EXERCISE DETAILS:
Check each line of the records below for the word "icon" and copy those where it appears.

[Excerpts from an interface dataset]
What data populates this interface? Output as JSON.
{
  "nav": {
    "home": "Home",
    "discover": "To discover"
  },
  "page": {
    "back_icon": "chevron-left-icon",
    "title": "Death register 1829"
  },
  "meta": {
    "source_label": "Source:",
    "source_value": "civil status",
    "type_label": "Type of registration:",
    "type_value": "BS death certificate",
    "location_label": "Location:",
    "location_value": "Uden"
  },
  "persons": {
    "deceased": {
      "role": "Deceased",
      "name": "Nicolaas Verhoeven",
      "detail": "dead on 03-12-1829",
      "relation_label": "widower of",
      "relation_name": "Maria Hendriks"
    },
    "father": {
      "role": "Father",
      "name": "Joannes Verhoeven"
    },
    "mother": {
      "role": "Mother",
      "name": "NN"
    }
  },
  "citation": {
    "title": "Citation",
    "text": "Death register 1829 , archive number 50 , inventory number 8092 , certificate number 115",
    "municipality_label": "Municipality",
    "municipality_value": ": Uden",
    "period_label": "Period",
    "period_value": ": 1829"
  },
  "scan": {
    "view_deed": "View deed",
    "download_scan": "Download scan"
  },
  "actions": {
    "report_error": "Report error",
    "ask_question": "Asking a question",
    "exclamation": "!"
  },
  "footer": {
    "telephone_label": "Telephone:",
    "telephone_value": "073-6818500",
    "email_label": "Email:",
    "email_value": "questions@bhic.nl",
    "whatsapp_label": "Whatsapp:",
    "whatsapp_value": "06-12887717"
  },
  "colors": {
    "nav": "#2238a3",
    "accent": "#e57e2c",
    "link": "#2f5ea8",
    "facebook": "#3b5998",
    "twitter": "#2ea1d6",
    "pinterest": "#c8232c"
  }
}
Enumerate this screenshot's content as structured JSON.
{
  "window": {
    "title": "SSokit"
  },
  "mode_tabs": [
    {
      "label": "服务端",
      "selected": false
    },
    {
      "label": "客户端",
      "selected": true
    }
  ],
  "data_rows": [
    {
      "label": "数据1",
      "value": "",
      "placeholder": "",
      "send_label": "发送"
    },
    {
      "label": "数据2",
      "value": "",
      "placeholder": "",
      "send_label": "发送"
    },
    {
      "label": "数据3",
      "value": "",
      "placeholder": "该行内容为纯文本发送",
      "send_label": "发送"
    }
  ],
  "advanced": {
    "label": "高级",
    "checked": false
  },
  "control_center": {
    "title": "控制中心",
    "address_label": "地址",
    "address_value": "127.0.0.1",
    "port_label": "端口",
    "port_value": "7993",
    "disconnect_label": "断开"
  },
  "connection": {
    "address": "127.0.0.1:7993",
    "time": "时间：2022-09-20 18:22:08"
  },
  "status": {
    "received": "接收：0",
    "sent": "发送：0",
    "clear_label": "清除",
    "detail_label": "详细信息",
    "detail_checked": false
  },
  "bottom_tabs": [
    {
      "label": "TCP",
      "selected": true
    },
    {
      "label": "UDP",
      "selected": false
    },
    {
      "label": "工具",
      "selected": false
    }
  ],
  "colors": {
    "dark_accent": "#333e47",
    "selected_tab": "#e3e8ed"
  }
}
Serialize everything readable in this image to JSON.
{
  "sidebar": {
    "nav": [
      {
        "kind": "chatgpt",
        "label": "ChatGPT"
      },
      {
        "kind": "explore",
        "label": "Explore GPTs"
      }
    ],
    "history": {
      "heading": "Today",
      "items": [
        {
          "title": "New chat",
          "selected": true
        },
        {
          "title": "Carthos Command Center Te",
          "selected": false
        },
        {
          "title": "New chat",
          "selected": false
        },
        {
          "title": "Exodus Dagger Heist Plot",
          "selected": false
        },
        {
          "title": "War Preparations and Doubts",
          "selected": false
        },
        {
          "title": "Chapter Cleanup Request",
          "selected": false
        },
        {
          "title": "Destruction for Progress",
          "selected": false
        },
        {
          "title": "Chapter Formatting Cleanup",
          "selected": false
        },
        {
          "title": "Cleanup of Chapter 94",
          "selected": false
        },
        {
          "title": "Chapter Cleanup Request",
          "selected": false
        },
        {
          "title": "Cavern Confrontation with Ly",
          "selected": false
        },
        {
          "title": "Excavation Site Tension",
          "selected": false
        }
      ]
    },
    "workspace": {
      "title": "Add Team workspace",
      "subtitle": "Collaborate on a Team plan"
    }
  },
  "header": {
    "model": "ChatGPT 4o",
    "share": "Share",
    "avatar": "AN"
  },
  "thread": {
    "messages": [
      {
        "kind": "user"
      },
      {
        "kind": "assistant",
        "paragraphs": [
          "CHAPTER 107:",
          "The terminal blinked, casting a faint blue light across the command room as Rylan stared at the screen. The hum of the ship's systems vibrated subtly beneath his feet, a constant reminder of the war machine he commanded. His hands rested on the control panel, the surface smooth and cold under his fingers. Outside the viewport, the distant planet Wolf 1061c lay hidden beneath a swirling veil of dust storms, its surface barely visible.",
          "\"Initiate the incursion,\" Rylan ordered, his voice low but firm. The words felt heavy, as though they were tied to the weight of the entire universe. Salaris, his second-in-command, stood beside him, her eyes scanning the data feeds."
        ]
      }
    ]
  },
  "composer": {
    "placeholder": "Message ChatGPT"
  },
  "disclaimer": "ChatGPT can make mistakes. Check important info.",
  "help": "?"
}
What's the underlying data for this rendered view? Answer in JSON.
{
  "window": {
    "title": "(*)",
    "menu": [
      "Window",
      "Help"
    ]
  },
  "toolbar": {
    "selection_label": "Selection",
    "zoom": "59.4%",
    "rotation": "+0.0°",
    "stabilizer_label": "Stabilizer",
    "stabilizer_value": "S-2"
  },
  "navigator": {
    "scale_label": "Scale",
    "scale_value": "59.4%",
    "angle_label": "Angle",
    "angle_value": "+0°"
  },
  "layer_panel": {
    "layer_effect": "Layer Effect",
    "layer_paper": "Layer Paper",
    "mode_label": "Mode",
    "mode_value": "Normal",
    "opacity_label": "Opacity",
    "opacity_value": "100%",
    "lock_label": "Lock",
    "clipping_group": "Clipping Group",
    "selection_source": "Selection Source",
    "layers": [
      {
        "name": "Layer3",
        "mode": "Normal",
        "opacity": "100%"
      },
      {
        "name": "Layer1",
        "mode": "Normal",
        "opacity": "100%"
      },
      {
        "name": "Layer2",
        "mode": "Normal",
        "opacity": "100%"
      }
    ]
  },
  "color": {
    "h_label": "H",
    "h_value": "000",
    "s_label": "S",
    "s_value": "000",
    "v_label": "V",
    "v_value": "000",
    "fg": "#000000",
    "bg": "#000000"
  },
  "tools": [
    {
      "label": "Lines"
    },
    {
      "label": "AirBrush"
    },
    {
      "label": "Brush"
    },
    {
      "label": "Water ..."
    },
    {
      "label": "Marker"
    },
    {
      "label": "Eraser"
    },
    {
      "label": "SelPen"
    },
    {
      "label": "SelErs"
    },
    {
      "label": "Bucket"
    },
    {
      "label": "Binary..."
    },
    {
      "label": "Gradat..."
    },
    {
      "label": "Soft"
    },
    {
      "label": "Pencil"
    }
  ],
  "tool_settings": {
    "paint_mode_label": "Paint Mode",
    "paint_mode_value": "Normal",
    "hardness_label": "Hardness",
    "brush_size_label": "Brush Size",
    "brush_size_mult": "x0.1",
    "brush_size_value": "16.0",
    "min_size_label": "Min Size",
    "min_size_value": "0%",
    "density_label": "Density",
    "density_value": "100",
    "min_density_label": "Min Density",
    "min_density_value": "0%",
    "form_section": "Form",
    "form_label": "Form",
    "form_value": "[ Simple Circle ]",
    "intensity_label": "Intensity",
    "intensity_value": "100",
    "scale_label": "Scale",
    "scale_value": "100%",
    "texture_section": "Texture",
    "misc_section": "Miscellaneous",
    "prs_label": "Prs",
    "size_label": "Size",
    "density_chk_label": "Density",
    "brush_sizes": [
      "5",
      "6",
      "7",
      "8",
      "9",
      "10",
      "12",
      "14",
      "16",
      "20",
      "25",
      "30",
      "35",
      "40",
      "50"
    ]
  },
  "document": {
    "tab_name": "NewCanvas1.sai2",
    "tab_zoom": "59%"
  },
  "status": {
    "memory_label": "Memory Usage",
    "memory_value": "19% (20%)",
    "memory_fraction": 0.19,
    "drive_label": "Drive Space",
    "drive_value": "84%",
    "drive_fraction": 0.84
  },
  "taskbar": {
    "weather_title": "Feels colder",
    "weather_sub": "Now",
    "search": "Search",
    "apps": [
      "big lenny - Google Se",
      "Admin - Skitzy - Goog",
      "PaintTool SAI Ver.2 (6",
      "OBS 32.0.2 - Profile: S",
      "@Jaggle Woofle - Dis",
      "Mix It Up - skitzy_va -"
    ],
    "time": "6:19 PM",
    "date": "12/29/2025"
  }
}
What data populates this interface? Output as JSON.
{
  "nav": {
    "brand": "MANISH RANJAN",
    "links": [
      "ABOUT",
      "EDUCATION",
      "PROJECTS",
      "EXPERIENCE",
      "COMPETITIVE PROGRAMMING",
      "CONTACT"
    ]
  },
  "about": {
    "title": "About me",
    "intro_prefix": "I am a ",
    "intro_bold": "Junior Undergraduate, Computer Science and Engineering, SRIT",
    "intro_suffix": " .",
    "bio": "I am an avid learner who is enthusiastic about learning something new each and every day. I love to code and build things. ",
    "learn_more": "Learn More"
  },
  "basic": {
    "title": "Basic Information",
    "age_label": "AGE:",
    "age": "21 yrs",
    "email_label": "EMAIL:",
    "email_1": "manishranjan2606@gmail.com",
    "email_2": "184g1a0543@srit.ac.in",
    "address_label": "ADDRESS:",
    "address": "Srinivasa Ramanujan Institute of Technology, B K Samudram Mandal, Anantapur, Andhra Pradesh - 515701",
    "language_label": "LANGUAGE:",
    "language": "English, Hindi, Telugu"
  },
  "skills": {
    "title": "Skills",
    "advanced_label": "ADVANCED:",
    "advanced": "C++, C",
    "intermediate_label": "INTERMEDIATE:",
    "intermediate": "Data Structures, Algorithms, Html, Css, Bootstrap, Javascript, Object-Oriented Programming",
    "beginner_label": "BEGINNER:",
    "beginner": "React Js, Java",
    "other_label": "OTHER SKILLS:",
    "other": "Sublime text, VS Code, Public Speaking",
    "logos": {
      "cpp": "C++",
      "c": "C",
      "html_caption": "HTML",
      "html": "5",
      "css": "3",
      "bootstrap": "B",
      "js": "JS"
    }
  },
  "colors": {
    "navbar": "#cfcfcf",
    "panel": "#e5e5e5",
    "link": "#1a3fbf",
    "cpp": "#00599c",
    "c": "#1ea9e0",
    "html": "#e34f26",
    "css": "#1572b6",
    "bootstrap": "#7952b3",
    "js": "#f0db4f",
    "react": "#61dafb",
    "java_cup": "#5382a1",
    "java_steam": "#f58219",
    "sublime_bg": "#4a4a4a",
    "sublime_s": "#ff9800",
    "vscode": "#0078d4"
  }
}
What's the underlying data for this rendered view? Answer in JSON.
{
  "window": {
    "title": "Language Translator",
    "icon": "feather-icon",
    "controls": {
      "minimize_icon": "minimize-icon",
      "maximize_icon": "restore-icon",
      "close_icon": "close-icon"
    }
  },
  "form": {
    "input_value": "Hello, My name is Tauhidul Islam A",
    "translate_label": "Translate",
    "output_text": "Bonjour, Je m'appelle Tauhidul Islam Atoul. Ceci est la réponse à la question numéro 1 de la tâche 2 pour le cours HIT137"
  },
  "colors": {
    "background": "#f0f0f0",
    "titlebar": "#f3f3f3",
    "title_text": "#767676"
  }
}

COMPLETED EXERCISE:
    "back_icon": "chevron-left-icon",
    "icon": "feather-icon",
      "minimize_icon": "minimize-icon",
      "maximize_icon": "restore-icon",
      "close_icon": "close-icon"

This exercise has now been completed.